Work to be completed
Look through the material below and show every line with the word "your".

The input

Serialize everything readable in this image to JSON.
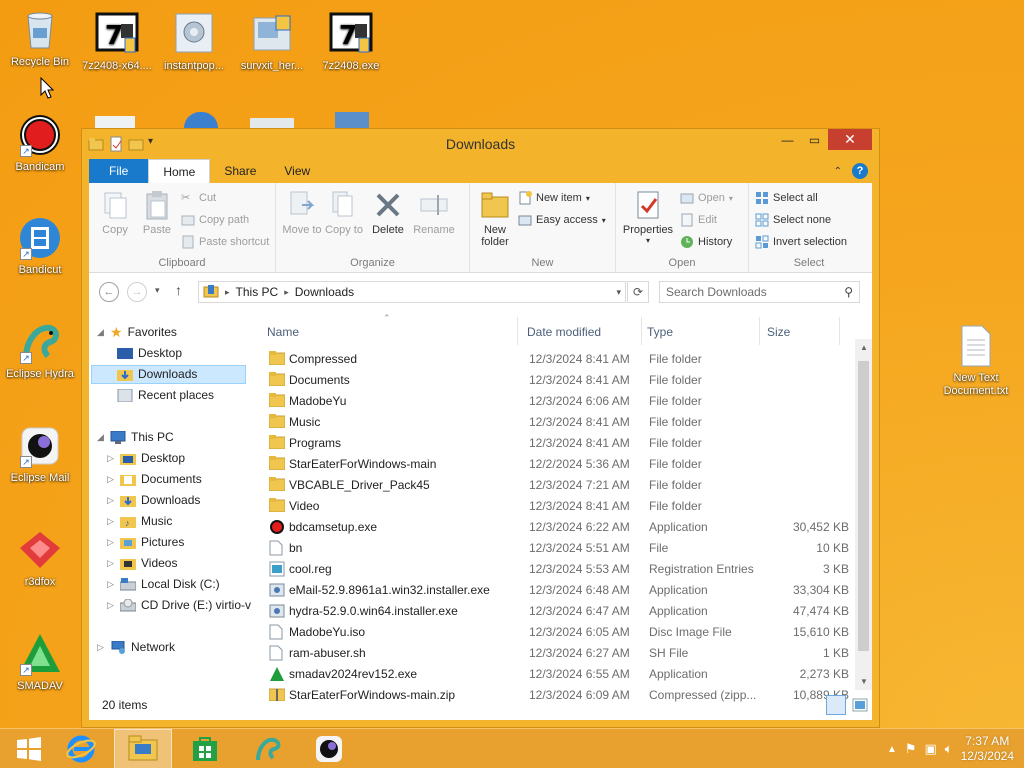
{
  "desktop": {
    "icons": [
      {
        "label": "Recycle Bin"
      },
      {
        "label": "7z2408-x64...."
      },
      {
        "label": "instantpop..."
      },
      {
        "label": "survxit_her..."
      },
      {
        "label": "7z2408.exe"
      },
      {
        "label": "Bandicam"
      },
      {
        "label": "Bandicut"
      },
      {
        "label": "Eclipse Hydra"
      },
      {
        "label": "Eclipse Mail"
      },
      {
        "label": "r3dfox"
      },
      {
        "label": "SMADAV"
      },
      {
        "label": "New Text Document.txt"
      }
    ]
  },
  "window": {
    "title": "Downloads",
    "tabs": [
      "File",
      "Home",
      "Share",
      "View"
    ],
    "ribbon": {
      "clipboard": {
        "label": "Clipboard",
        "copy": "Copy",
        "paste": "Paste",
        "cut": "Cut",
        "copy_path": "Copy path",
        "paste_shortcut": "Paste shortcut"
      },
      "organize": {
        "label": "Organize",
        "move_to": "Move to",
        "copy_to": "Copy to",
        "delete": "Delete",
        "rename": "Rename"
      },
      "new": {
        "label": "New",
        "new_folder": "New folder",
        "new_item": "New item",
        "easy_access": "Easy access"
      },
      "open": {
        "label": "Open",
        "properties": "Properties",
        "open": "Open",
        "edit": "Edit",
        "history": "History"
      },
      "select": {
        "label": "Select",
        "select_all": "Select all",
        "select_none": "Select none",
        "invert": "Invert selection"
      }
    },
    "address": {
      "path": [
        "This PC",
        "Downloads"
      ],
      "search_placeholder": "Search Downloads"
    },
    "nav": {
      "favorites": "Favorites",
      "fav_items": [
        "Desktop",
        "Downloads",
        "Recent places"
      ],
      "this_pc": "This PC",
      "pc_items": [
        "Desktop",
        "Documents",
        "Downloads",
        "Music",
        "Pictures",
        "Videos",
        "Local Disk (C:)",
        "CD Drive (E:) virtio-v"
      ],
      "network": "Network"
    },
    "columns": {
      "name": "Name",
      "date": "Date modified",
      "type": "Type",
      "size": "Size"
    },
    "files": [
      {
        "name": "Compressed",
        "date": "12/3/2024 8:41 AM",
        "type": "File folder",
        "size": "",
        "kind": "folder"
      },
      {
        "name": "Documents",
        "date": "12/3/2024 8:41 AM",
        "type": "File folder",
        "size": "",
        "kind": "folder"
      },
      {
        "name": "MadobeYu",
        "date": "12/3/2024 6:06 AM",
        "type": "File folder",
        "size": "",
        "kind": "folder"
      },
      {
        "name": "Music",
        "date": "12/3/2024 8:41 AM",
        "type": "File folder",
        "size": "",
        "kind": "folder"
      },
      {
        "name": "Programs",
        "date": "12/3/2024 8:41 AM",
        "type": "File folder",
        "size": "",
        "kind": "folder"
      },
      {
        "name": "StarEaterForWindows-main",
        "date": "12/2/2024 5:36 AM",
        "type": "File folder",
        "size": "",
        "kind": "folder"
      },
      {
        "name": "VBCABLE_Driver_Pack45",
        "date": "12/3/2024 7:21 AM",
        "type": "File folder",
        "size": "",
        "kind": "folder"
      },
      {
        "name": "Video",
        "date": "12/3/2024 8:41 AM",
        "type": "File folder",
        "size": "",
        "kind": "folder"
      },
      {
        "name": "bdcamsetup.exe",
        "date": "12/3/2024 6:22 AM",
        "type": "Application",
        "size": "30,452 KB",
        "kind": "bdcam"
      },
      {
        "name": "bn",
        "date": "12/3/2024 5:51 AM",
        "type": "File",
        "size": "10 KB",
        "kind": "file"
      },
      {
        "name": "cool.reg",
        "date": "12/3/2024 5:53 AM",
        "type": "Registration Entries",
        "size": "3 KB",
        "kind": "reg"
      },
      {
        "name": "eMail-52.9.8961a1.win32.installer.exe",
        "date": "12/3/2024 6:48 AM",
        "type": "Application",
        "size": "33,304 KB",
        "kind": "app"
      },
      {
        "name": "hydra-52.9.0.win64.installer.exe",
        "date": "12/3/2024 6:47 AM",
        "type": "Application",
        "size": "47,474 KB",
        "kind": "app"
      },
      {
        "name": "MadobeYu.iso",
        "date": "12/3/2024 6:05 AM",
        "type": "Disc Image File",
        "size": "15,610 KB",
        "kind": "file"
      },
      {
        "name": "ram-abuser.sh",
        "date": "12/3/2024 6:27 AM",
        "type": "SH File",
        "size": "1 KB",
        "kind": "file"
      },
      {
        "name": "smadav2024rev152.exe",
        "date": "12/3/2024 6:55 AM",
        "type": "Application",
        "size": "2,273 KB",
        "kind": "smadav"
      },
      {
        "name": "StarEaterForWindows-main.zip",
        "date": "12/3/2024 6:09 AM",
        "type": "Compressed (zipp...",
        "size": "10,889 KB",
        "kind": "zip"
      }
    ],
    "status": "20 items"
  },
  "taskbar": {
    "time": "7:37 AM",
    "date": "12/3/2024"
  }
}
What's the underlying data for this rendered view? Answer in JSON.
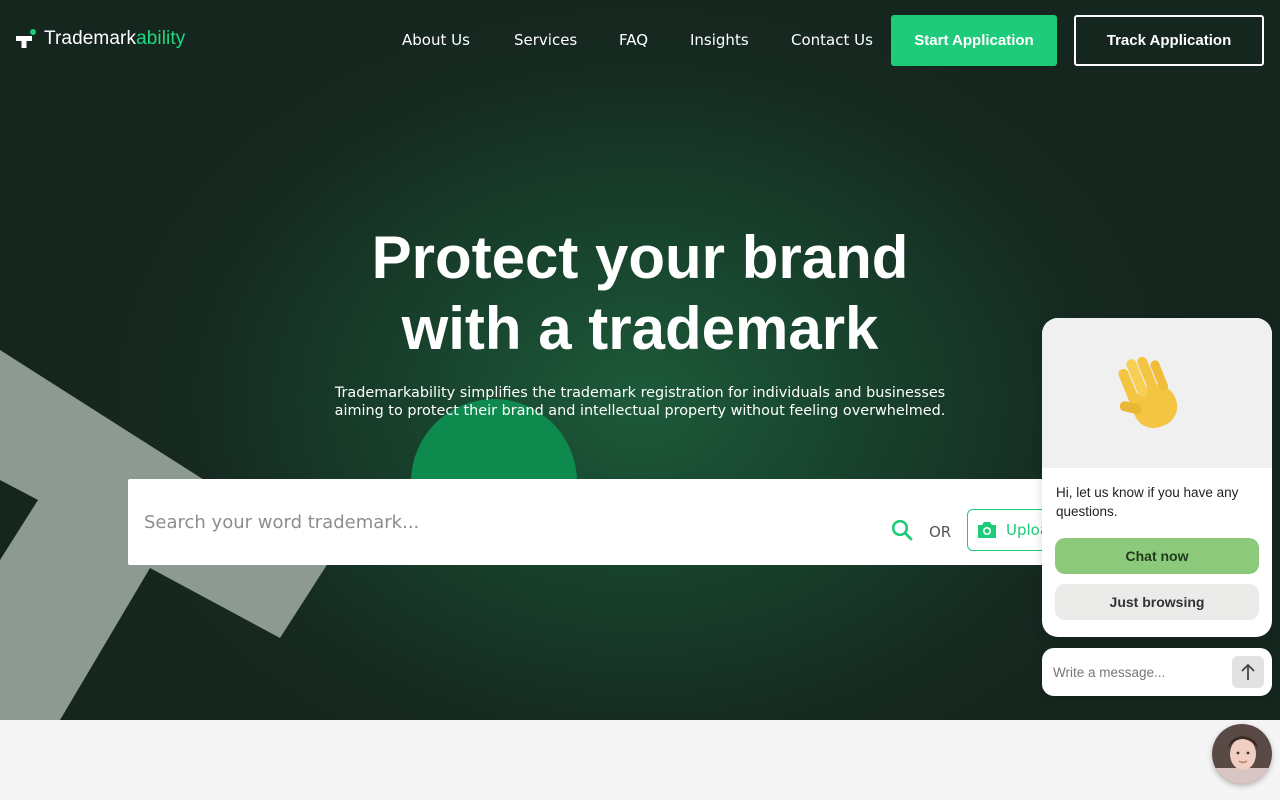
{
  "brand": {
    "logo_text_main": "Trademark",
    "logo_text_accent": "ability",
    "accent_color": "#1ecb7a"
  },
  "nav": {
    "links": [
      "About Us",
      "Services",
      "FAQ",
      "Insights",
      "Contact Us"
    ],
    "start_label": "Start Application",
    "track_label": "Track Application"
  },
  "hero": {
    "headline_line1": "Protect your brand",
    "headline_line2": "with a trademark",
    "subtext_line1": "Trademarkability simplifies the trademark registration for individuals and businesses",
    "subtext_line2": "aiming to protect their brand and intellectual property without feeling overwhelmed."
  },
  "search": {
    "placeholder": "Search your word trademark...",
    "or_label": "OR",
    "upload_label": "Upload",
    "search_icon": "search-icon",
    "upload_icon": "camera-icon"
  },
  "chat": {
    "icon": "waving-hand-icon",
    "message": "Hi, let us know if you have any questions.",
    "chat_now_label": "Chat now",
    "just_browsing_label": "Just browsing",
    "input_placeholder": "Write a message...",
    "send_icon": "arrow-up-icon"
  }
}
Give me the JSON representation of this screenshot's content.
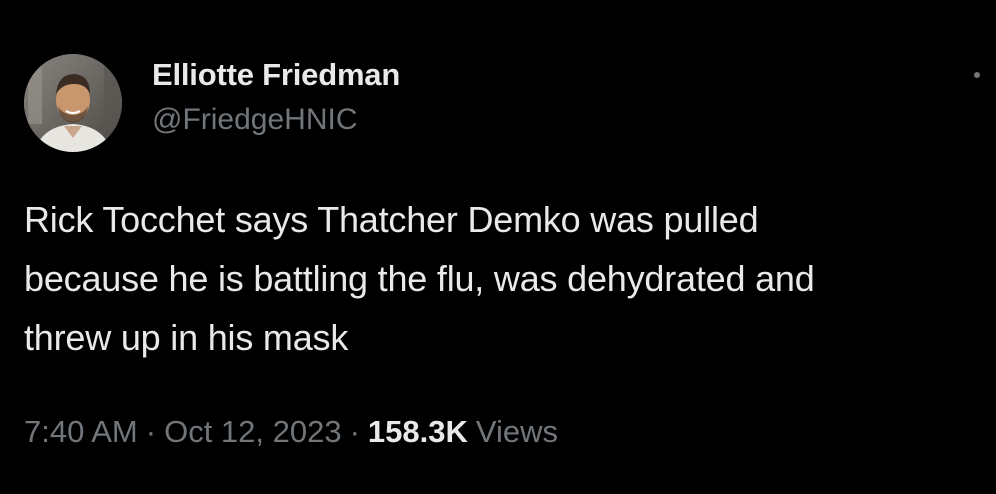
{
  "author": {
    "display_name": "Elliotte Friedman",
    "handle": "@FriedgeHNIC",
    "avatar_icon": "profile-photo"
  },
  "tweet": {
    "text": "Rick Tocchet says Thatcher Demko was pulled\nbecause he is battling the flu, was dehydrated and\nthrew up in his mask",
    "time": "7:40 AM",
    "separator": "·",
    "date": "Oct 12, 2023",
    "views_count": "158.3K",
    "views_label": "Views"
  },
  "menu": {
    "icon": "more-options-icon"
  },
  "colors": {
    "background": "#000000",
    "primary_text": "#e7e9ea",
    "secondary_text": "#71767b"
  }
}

Solution
    "headline_line1": "Protect your brand",
    "placeholder": "Search your word trademark...",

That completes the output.